The banking industry has alleged that the Durbin amendment, which caps debit card processing fees, has decreased consumer access to free checking. However, in fact, their own trade association, the American Bankers Association, found that more Americans have free checking today than before 2010. Clearly, big banks are hoping American consumers don’t read that.

But consumers aren’t the only ones who are profiting from the 2010 debit-swipe fee protections. Since the protections were put in place, American banks have seen their profits and stock prices soar. Community banks’ fourth-quarter net income rose 10.5 percent in 2016. The nation’s biggest banks are also seeing record profits, with bank stocks outperforming broader stock markets since the presidential election in November 2016. The nation’s six largest banks saw an additional $280 billion in combined market value.

Wells Fargo is one of the largest debit-card issuers in the country and a bank that stands to make millions, if not billions, if these protections are repealed. Just this month it was announced Wells Fargo CEO Timothy Sloan was awarded a $12.8 million raise “for his work last year.” However, Sloan only served as CEO for three months, after replacing the previous Wells Fargo CEO who was fired after it was revealed the bank had defrauded millions of customers.

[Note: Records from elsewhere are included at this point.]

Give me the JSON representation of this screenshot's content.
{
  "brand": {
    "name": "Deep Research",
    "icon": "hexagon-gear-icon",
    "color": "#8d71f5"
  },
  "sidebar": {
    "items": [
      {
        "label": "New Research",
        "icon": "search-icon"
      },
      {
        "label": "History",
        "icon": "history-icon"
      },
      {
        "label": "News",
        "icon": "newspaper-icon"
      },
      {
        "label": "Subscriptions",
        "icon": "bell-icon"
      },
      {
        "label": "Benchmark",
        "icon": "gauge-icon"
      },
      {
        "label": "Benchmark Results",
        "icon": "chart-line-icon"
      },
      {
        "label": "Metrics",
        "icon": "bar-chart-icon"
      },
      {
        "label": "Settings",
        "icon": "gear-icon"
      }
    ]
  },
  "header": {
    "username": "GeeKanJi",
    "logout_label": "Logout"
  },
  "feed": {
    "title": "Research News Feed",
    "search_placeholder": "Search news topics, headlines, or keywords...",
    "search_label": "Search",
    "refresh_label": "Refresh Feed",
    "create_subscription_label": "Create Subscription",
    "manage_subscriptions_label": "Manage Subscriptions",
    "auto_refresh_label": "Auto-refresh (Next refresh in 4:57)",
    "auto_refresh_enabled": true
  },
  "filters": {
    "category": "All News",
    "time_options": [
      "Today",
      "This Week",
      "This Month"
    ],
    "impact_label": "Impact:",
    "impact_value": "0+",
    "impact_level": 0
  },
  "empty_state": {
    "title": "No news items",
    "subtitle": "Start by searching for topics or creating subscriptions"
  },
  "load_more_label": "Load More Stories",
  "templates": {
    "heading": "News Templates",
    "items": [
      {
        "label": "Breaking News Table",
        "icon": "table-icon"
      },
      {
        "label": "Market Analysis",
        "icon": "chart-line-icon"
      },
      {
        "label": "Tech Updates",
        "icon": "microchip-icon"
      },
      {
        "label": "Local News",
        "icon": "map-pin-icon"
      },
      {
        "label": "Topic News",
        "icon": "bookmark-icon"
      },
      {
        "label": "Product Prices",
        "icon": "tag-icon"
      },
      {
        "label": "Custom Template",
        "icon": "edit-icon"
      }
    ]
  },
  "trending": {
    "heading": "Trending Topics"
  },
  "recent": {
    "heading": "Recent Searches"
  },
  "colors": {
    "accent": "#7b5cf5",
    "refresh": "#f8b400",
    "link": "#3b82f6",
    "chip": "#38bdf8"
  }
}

The bank also plans to hold its annual meeting at a resort that “offers the kinds of amenities you’d expect from a swanky venue overlooking the Atlantic coast: two championship golf courses, villas with private balconies, therapy baths and massage lessons.” I doubt the customers who were defrauded will be invited to participate. Clearly, debit-swipe fee protections have not hurt banks’ bottom lines.

All the while, costs for restaurants are rising while menu prices have barely changed. According to the Bureau of Labor Statistics, average food costs increased 12 percent between 2010 and 2016, while restaurant labor costs jumped 19 percent. At the same time, menu prices rose at an average annual rate of only 2.5 percent during this six-year period. This is nearly 40 percent below the 4.1 percent long-term average annual growth rate in menu prices.

In other words, even though costs are rising significantly for restaurants, those costs are not being passed along to consumers — thanks at least in part to debit swipe-fee protections. Debit swipe-fee protections help small businesses, put money back into the pockets of American consumers, allows for even more free checking, and banks are still able to afford for their swanky vacations. In other words, it’s a win-win for everyone.

Yet the Electronic Payments Coalition and its big bank backers are spending millions to repeal it. Why? To take even more money from American consumers and small businesses. Someone needs to tell them Gordon Gekko wasn’t the hero.

Leslie Shedd is Vice President of Communications at the National Restaurant Association.


The views expressed by contributors are their own and are not the views of The Hill.